**TASK REQUIREMENTS:**
What lines of the data below include the word "handle"? Report them by copying each.

**Extracted data entries:**
==================================================

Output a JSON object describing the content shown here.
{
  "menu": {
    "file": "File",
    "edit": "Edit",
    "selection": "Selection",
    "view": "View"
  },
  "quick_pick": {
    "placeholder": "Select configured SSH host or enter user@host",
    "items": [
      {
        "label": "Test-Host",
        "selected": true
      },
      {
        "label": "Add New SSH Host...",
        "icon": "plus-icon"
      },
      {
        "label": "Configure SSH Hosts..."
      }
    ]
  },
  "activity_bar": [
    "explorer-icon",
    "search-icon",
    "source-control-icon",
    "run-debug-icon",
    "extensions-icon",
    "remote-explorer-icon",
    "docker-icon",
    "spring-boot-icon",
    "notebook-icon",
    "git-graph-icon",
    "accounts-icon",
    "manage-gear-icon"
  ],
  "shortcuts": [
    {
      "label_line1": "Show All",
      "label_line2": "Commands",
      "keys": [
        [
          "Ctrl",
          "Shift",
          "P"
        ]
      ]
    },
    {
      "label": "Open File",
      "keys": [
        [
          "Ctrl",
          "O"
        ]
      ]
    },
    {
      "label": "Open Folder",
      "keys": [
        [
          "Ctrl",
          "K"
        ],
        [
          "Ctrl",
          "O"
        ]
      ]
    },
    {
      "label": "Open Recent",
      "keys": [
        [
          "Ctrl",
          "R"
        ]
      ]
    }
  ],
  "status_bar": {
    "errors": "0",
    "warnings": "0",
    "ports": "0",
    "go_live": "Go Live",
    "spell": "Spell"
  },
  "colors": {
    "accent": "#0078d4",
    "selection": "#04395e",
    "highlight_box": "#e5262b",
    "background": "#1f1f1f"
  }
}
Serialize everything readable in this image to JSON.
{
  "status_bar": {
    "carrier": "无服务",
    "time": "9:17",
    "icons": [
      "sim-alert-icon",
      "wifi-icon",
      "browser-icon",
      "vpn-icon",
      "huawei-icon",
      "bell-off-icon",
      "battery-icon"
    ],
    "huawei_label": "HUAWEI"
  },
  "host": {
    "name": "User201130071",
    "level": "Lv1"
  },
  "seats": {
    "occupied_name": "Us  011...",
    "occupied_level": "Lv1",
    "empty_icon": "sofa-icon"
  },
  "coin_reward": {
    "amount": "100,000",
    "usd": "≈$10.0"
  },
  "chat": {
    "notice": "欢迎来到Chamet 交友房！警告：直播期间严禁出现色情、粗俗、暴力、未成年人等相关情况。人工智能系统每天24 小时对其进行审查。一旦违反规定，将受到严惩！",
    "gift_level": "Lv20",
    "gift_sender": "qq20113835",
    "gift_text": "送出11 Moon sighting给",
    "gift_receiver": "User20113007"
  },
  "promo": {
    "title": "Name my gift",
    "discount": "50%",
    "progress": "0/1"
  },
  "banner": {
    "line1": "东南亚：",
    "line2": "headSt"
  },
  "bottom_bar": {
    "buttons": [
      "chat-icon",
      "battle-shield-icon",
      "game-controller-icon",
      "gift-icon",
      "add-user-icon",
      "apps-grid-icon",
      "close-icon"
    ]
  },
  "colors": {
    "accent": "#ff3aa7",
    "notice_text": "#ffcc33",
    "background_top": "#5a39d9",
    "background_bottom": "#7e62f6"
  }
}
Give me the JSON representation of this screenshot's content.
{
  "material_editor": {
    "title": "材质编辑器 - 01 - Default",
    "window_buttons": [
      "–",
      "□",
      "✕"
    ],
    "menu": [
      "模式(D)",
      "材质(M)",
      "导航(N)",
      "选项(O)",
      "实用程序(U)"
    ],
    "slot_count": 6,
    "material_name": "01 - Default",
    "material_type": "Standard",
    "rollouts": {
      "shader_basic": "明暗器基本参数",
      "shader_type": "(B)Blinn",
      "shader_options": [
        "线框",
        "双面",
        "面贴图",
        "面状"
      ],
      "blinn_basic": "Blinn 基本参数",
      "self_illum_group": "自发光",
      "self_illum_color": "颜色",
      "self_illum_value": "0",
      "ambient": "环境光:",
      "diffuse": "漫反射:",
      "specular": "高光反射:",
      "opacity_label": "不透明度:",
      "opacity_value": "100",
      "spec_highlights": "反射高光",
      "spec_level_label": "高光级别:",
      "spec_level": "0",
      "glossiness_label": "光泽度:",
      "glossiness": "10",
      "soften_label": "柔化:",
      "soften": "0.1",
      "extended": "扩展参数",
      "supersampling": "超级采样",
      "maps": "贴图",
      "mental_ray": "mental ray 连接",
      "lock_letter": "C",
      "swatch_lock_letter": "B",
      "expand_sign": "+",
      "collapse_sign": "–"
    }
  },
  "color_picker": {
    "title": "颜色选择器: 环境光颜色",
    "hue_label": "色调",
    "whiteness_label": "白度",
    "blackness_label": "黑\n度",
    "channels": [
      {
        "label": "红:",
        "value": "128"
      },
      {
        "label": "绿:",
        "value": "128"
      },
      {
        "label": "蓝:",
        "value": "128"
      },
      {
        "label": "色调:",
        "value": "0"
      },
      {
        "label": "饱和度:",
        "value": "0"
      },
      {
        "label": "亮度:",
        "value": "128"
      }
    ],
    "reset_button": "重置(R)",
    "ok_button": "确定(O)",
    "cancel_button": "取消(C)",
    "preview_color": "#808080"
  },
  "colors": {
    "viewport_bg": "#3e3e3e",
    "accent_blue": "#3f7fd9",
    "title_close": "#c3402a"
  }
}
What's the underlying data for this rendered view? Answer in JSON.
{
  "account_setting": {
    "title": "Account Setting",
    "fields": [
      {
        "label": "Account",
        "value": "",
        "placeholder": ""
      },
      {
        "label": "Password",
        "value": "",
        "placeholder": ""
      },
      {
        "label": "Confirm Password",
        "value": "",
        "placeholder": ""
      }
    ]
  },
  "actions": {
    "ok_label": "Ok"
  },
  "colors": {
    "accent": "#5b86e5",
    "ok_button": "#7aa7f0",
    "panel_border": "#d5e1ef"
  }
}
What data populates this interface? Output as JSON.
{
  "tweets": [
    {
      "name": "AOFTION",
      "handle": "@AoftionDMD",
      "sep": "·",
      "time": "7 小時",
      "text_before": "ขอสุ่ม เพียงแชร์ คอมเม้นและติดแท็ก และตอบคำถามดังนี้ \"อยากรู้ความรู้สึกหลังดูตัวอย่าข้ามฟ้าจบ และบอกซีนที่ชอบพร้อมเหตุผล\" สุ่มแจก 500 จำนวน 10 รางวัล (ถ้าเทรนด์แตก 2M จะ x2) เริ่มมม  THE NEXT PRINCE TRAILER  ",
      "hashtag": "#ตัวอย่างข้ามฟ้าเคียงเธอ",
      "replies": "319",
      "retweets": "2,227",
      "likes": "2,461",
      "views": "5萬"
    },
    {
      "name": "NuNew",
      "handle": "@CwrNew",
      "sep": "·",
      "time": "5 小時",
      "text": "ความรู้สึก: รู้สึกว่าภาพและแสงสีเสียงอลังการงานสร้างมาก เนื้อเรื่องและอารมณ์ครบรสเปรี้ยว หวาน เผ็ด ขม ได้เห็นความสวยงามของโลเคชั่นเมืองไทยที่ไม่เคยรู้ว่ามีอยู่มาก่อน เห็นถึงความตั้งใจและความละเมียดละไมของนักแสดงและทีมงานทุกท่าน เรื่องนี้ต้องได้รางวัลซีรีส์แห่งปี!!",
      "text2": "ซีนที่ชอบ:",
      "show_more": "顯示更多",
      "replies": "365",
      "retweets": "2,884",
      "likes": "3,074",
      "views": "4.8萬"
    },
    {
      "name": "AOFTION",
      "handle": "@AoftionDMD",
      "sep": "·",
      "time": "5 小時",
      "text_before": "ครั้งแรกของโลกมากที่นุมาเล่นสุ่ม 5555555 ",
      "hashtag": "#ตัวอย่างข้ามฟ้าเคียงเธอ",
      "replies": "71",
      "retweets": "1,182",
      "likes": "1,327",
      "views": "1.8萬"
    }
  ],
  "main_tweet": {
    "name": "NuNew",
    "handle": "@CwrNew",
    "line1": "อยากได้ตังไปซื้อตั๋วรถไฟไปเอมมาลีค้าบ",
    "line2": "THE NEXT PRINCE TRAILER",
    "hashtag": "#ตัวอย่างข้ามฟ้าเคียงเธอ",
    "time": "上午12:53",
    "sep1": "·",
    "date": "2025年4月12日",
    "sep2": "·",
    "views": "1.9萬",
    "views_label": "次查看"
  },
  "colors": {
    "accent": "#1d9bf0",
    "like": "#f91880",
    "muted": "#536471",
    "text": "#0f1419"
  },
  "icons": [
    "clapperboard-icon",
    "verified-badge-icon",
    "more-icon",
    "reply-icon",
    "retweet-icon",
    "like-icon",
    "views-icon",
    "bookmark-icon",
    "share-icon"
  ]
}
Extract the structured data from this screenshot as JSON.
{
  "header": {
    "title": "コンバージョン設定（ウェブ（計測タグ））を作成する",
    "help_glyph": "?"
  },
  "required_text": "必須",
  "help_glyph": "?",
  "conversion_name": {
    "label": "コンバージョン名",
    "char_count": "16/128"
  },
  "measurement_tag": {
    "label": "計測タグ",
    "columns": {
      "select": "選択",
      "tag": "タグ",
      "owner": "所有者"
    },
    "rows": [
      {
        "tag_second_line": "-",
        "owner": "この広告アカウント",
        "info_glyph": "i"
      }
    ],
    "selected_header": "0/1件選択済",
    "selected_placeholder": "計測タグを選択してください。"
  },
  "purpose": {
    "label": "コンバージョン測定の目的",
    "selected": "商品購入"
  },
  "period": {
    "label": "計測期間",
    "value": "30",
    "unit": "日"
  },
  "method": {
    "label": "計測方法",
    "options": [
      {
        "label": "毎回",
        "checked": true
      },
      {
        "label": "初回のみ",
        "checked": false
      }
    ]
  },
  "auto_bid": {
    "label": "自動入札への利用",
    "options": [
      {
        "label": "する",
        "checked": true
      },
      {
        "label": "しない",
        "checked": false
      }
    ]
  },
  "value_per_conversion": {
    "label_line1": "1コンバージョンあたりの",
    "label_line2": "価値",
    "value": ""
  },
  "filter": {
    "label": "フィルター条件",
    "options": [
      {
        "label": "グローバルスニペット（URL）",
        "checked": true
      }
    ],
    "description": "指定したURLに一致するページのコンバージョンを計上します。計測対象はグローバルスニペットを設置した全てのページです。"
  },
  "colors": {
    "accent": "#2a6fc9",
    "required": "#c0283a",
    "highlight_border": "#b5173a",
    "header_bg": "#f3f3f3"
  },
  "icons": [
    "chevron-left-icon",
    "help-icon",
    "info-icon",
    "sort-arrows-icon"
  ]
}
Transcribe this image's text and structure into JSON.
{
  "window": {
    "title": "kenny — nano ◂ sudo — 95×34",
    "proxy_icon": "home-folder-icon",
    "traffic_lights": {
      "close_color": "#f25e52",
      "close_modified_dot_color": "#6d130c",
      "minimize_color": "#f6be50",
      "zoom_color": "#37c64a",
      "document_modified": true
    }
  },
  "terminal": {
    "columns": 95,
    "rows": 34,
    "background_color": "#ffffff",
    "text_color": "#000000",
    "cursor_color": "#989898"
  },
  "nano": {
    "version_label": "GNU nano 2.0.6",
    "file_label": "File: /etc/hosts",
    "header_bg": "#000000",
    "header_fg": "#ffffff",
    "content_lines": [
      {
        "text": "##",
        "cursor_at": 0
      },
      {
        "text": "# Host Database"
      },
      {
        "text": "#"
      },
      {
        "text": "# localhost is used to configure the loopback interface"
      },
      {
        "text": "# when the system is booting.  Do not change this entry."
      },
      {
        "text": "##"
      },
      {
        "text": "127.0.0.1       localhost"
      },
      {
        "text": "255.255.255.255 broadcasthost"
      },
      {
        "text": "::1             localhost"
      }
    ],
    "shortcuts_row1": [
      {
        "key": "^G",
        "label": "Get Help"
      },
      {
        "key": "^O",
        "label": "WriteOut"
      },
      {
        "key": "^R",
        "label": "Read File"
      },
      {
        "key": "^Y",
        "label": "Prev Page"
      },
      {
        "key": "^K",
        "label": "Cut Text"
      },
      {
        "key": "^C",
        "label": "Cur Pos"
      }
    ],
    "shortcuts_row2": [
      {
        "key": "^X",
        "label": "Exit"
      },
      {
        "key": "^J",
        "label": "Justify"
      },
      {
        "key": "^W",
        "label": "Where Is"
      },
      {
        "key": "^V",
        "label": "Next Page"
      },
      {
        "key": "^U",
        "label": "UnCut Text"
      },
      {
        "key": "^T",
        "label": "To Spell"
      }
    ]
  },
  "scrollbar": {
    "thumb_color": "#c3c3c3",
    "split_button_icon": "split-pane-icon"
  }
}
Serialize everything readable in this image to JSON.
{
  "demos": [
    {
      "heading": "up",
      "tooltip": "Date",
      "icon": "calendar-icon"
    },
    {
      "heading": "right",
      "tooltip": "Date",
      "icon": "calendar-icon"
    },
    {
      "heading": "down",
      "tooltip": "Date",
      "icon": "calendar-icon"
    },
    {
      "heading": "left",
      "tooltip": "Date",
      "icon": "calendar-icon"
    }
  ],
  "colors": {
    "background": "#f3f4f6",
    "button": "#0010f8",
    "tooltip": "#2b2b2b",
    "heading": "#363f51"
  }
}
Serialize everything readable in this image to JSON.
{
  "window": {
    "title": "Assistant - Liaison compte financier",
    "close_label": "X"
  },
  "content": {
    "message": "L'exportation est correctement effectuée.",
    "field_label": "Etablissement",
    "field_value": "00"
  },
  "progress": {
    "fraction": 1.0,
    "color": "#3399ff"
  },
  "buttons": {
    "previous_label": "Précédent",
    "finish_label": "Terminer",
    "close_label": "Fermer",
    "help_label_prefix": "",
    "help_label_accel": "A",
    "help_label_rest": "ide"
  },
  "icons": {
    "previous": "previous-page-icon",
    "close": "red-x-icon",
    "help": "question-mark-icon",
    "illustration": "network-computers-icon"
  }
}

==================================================

**OUTPUT OF THE EXERCISE:**
      "handle": "@AoftionDMD",
      "handle": "@CwrNew",
      "handle": "@AoftionDMD",
    "handle": "@CwrNew",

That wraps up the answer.